▶ [Exercise materials]:
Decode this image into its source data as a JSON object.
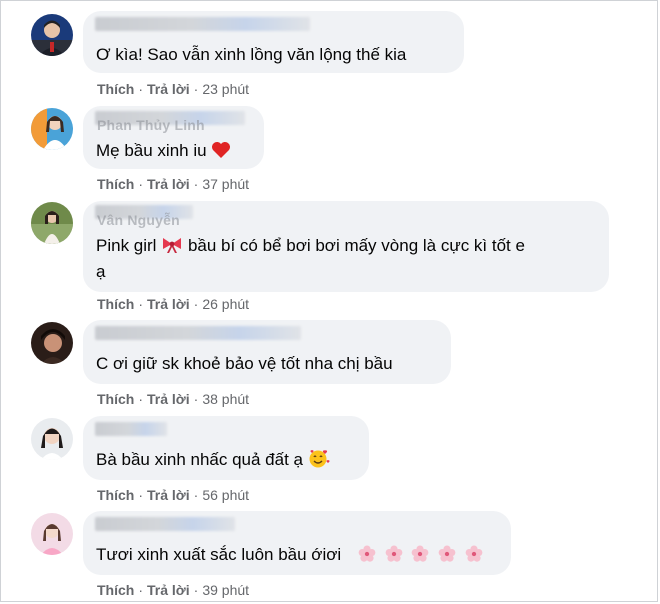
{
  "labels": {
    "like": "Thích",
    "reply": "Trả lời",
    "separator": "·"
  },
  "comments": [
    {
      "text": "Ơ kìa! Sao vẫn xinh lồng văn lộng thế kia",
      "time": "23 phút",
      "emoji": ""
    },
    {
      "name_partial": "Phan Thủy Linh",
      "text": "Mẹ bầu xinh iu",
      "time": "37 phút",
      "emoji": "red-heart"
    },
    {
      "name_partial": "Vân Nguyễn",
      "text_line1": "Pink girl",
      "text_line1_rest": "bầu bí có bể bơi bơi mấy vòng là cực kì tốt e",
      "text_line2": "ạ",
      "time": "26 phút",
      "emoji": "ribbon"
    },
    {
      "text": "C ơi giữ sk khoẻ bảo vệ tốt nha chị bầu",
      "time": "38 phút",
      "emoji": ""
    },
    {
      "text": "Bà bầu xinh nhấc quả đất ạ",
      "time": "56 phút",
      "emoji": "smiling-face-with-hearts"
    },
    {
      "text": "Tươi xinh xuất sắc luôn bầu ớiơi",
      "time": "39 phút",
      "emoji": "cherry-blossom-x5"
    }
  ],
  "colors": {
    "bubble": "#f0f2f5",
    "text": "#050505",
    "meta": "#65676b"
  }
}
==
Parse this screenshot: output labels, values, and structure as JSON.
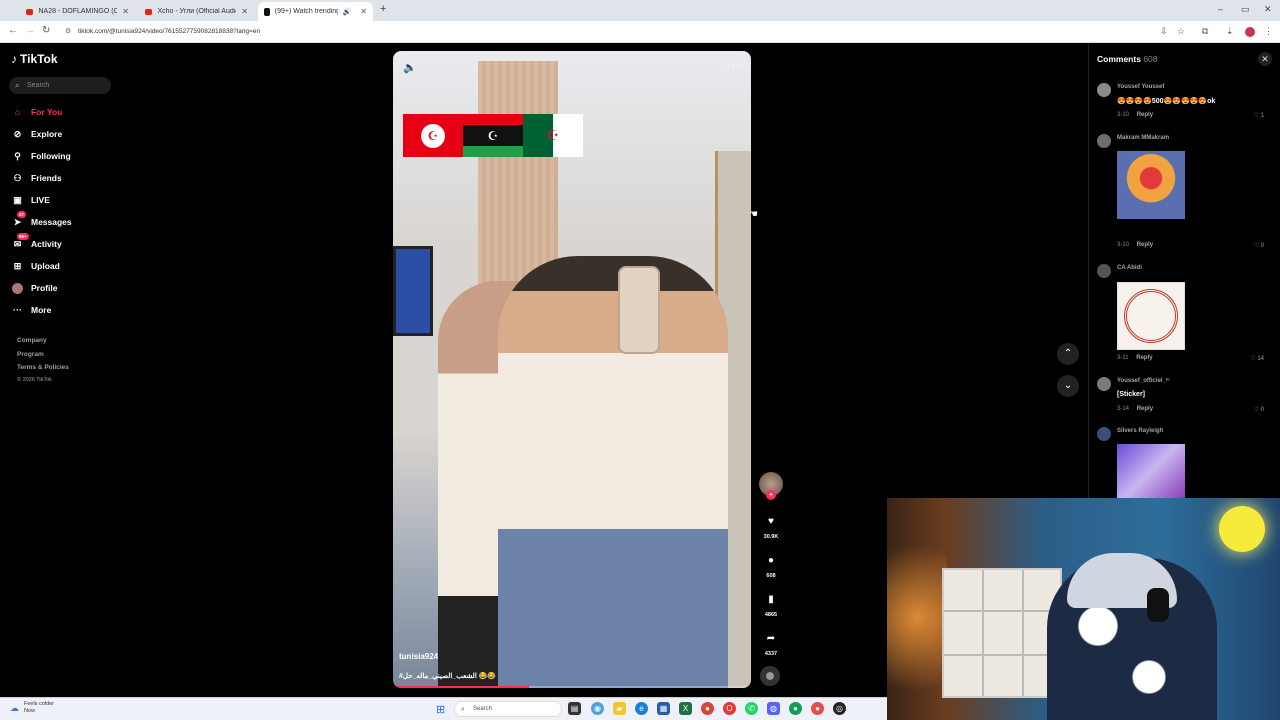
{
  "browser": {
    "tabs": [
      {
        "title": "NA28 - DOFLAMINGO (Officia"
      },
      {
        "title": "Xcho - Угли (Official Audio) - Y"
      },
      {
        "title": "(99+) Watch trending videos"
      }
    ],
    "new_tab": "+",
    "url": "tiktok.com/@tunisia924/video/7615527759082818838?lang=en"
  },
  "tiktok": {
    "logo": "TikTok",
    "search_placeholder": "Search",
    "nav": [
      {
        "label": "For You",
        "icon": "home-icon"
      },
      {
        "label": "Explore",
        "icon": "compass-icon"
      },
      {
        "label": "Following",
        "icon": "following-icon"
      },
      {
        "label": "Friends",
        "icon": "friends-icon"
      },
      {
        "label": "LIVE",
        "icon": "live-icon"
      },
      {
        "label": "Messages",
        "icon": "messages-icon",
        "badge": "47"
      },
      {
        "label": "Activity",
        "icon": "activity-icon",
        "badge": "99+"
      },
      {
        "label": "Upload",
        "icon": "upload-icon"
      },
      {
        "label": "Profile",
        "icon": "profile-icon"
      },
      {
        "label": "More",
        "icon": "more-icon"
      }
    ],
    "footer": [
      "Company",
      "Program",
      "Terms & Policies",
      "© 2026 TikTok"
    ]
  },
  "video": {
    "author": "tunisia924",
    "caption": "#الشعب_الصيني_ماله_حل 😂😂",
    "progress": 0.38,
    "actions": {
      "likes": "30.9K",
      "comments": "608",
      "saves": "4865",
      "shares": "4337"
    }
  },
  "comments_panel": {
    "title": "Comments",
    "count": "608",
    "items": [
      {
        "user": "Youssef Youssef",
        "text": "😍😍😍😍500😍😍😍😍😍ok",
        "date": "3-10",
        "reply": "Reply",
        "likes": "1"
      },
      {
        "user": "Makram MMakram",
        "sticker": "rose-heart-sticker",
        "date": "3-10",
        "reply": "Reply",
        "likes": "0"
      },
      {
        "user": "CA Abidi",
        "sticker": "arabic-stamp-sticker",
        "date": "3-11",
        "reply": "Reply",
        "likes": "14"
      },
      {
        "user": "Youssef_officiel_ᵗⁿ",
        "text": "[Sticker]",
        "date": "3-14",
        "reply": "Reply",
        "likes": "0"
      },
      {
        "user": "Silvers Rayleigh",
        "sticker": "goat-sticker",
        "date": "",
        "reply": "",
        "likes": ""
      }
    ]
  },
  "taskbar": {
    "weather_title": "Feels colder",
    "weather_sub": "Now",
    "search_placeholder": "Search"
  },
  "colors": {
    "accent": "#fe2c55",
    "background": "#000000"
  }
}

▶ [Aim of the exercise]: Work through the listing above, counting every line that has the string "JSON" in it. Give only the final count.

▶ [Solution below]: 2